Exercise directions:
Look through the entries and count each line that includes the string "this". Reply with the number alone.

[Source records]
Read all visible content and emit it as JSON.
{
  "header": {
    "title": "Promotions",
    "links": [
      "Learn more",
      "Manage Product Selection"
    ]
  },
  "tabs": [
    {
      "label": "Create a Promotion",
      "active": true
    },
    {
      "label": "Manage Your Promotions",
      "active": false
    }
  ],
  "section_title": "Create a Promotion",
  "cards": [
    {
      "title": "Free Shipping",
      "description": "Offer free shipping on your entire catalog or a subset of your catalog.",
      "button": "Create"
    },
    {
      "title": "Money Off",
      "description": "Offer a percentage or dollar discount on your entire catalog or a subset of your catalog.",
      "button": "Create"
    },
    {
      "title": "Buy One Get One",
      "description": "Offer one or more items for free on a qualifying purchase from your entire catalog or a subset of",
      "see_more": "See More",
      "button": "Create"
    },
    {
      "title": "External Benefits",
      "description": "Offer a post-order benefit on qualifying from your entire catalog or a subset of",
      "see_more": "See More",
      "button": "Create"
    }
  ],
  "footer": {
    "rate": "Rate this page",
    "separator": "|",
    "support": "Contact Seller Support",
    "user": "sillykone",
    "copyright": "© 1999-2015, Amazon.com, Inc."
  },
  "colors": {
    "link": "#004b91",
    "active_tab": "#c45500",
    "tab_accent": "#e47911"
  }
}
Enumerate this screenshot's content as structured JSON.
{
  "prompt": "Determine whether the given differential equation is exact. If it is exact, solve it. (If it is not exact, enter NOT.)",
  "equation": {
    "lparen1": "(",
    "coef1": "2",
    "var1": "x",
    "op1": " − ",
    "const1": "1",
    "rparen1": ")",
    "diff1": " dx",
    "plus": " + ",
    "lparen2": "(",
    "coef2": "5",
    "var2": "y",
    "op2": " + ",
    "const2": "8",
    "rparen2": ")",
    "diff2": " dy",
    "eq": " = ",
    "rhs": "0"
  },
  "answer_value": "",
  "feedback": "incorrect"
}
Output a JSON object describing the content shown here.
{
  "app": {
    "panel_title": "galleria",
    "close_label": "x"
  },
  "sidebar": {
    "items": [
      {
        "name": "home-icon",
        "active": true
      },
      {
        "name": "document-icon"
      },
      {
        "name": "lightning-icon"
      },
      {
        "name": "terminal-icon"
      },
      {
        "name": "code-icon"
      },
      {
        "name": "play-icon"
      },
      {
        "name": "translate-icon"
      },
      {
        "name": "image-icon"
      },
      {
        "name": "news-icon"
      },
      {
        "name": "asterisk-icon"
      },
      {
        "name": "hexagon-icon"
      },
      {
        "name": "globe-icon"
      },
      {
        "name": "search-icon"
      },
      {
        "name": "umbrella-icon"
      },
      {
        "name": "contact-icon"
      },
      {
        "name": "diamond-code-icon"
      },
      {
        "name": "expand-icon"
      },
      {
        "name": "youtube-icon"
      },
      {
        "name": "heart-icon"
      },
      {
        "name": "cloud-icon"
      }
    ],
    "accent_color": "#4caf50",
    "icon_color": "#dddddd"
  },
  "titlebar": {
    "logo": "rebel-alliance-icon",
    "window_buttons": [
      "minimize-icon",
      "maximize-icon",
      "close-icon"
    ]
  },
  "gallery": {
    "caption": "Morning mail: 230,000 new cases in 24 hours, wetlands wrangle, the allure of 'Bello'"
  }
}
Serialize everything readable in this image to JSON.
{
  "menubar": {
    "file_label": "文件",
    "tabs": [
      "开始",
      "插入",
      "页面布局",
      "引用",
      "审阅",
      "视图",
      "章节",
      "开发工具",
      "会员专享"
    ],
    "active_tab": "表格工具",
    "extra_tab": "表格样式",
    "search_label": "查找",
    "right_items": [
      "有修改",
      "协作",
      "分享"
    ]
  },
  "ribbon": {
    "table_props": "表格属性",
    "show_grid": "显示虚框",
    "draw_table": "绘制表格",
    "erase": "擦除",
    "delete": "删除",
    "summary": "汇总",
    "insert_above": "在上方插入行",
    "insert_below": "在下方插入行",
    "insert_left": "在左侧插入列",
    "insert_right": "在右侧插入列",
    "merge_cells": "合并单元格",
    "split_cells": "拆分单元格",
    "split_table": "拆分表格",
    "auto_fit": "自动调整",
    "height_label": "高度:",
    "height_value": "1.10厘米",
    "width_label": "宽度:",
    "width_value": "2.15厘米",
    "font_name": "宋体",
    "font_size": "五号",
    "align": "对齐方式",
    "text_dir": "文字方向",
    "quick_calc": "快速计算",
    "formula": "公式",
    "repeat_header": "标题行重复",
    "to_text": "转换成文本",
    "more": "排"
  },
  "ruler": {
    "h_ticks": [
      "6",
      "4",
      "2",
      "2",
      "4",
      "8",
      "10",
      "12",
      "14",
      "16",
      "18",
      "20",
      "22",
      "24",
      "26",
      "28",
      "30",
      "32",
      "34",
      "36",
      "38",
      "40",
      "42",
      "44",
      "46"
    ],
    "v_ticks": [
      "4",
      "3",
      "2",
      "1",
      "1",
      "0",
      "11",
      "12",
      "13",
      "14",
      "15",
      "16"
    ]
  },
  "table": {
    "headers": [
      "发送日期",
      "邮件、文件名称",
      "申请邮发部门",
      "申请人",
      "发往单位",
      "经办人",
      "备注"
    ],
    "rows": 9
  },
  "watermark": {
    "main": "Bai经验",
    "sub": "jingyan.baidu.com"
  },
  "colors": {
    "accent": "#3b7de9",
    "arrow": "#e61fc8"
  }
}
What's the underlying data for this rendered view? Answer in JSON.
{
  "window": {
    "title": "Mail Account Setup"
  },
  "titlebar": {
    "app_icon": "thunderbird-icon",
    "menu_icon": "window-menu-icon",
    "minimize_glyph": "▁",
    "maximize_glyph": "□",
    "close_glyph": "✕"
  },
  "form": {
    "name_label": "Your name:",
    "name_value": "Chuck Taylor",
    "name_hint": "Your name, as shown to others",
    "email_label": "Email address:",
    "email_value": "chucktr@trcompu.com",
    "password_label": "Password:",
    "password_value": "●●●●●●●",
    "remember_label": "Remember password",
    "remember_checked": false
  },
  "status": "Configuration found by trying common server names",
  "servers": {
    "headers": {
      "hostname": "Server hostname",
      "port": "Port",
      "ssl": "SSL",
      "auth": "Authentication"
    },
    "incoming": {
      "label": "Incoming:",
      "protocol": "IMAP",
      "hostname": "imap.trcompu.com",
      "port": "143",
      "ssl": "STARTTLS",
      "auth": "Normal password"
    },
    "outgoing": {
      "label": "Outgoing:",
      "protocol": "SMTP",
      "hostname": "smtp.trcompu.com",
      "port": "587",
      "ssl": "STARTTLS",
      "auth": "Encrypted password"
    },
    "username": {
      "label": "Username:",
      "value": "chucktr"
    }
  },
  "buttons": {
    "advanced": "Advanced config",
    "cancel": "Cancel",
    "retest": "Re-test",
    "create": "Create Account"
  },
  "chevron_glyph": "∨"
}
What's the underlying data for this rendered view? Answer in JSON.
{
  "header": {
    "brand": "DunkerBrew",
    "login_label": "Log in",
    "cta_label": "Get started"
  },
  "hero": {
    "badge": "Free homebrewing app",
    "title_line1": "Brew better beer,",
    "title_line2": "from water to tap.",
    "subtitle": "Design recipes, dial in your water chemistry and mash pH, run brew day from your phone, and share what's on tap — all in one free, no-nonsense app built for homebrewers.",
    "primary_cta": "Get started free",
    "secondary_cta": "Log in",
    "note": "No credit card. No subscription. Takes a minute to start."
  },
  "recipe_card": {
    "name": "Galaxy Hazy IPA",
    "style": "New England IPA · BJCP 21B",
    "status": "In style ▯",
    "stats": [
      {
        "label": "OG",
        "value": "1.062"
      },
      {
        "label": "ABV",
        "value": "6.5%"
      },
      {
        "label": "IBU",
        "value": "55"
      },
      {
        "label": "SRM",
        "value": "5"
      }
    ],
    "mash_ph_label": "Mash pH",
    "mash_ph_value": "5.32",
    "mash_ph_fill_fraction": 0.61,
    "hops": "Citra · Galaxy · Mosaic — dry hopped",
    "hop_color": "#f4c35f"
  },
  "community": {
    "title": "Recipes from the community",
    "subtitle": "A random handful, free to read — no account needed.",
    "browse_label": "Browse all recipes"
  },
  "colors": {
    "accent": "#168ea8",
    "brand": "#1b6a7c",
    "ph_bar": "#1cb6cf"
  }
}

Answer to the exercise:
5